**Description of the task:** Wherever "GBPAUD" turns up in the entries, copy out the line that holds it.

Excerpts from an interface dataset
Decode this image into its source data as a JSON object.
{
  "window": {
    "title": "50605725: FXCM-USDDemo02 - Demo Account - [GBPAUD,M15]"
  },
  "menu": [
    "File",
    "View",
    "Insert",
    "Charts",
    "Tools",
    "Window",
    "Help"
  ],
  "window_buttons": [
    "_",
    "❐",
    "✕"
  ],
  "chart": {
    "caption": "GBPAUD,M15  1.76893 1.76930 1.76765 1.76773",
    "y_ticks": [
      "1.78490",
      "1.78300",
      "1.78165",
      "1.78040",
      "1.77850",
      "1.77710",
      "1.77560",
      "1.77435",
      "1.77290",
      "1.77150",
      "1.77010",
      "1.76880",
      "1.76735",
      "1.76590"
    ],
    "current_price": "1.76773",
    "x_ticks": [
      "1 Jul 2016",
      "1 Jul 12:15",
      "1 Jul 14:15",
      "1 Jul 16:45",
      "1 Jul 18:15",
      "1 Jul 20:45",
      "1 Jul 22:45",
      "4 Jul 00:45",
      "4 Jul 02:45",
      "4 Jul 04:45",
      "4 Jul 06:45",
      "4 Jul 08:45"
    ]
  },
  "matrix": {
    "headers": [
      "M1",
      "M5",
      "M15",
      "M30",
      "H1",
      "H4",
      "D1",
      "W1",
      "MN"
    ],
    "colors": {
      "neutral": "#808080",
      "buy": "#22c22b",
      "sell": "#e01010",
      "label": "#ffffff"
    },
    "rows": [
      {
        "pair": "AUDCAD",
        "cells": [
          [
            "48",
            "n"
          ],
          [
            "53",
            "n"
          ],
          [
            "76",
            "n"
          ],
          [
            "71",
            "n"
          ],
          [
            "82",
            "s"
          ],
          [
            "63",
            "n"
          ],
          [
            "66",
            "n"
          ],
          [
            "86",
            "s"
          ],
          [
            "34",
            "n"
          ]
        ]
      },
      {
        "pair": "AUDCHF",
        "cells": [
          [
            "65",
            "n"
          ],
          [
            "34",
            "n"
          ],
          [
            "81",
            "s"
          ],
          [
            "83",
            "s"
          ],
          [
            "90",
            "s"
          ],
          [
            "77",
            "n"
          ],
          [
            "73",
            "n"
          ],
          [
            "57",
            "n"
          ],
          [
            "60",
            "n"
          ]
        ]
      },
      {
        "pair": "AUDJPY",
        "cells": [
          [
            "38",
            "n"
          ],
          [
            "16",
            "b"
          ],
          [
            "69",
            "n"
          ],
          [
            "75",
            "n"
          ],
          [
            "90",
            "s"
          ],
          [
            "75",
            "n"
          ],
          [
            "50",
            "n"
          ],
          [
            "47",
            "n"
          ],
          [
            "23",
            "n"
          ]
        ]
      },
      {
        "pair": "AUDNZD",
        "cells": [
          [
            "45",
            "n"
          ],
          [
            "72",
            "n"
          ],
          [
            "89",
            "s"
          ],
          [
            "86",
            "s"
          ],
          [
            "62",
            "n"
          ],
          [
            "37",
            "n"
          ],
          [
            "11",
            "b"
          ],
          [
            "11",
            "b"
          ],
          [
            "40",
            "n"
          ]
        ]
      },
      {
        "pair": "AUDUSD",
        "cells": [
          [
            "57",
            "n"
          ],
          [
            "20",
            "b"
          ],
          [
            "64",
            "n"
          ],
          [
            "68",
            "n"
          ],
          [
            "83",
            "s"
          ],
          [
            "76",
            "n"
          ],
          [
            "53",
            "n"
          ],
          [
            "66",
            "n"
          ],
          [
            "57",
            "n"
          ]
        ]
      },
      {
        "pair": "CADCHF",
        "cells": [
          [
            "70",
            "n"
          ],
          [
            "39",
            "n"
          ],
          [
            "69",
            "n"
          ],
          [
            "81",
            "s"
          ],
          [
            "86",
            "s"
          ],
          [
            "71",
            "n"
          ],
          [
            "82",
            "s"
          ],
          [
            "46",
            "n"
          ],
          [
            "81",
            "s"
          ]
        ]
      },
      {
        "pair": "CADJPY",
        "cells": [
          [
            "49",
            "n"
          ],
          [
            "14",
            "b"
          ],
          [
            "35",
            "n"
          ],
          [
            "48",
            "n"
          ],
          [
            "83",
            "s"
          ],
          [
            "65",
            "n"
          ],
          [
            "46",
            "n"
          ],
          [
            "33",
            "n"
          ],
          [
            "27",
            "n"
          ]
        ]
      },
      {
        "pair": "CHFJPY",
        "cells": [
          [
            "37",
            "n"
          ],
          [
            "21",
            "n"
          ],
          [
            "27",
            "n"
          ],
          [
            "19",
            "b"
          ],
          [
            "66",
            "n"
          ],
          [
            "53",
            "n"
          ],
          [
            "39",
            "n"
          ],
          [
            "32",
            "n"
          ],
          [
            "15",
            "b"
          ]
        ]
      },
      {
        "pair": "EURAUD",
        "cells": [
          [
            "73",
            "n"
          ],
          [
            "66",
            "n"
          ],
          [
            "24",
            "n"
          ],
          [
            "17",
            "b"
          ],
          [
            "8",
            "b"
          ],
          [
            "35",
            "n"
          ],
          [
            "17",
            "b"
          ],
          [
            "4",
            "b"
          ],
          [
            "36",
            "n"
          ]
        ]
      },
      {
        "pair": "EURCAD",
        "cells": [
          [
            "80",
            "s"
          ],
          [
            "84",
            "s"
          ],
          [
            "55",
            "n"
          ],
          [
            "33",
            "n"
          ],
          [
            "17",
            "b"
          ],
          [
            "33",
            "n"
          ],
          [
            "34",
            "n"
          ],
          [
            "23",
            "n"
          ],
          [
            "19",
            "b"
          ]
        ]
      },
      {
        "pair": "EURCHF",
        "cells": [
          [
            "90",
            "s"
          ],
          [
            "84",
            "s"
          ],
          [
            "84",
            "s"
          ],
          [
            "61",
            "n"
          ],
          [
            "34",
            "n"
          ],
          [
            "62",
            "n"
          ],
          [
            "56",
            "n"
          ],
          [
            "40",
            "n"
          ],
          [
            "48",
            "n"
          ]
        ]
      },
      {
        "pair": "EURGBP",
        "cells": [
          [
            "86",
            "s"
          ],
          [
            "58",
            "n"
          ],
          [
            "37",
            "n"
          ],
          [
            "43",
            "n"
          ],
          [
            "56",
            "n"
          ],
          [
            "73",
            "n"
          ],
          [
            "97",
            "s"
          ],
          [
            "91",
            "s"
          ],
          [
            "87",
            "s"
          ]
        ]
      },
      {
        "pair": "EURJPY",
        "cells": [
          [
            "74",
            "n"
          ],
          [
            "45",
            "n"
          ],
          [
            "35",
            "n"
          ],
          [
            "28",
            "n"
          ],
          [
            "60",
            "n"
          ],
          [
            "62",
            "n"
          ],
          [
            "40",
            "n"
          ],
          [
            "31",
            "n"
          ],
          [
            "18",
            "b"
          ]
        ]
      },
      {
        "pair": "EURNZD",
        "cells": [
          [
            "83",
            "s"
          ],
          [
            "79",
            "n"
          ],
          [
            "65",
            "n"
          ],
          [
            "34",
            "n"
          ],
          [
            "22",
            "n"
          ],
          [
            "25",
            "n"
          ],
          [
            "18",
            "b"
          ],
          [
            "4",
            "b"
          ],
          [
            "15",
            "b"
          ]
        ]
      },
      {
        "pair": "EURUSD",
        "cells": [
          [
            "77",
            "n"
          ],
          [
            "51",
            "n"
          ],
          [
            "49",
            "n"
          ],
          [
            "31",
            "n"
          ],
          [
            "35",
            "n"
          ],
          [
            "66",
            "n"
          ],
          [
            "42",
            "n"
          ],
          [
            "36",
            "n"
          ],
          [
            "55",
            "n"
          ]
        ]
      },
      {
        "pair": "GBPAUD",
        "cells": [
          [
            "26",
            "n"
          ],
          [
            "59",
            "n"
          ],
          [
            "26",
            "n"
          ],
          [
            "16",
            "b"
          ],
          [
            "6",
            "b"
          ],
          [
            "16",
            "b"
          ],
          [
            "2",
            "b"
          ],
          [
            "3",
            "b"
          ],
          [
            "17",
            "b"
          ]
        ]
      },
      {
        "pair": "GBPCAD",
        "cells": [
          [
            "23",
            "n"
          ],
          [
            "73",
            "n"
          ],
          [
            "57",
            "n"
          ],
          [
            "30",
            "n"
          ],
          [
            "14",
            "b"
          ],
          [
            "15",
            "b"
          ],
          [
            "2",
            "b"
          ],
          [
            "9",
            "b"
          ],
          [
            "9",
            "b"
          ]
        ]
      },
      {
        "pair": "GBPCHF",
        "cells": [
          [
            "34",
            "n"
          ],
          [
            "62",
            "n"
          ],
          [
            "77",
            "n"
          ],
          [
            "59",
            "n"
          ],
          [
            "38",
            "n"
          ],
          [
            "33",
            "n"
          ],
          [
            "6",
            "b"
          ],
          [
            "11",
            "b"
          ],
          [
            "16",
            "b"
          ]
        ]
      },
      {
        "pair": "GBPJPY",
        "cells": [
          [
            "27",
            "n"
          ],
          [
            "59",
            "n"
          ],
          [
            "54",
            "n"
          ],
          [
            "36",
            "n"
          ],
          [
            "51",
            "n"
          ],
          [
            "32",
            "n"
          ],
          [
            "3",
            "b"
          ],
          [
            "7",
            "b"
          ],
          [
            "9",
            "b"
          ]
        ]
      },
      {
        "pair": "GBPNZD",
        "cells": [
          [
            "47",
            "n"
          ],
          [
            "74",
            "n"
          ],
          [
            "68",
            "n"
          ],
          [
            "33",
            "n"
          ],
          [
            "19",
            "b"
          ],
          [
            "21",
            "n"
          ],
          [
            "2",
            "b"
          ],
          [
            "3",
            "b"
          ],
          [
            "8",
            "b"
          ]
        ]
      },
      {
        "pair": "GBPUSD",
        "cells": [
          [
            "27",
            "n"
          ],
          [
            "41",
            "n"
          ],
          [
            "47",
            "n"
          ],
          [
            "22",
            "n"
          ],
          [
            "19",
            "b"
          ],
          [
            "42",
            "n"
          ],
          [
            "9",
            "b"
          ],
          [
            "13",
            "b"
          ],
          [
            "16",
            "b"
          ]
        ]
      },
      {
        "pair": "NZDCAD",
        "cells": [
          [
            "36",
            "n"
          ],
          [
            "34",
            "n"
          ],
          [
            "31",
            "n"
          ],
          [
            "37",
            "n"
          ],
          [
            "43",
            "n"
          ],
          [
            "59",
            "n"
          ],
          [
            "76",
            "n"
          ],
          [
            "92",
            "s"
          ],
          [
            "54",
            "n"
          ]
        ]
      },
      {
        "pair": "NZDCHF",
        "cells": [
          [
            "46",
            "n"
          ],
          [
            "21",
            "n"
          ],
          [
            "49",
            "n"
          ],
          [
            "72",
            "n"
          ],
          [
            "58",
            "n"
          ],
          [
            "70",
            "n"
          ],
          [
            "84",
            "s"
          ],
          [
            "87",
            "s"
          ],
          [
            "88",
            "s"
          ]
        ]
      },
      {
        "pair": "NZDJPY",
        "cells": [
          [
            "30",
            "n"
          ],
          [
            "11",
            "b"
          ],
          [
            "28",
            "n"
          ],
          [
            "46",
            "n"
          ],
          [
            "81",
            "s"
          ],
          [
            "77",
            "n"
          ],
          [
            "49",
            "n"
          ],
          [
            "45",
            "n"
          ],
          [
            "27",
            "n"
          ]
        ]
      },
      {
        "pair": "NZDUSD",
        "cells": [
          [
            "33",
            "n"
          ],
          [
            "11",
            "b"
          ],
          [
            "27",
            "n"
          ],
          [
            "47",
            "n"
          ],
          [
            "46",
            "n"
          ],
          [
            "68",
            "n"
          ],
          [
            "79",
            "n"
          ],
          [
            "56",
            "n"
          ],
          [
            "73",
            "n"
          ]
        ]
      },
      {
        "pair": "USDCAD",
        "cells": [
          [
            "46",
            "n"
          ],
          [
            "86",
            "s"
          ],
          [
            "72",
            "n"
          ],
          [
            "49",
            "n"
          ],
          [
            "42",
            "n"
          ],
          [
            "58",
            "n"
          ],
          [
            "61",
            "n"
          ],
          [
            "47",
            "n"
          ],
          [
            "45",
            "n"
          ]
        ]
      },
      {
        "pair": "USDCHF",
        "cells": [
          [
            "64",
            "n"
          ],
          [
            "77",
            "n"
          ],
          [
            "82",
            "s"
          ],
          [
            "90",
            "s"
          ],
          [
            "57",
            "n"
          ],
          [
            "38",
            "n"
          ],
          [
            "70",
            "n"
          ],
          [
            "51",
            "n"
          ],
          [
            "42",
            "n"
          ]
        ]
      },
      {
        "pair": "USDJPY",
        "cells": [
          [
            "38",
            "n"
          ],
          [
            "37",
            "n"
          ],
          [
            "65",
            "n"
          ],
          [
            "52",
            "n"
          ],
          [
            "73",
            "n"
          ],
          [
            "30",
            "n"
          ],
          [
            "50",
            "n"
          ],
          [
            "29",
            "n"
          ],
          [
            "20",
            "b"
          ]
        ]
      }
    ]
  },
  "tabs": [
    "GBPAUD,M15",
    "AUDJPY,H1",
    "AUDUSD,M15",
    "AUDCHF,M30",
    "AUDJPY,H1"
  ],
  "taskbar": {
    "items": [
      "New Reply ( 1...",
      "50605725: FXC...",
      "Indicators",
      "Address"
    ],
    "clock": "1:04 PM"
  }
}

**Solution below:**
    "title": "50605725: FXCM-USDDemo02 - Demo Account - [GBPAUD,M15]"
    "caption": "GBPAUD,M15  1.76893 1.76930 1.76765 1.76773",
        "pair": "GBPAUD",
    "GBPAUD,M15",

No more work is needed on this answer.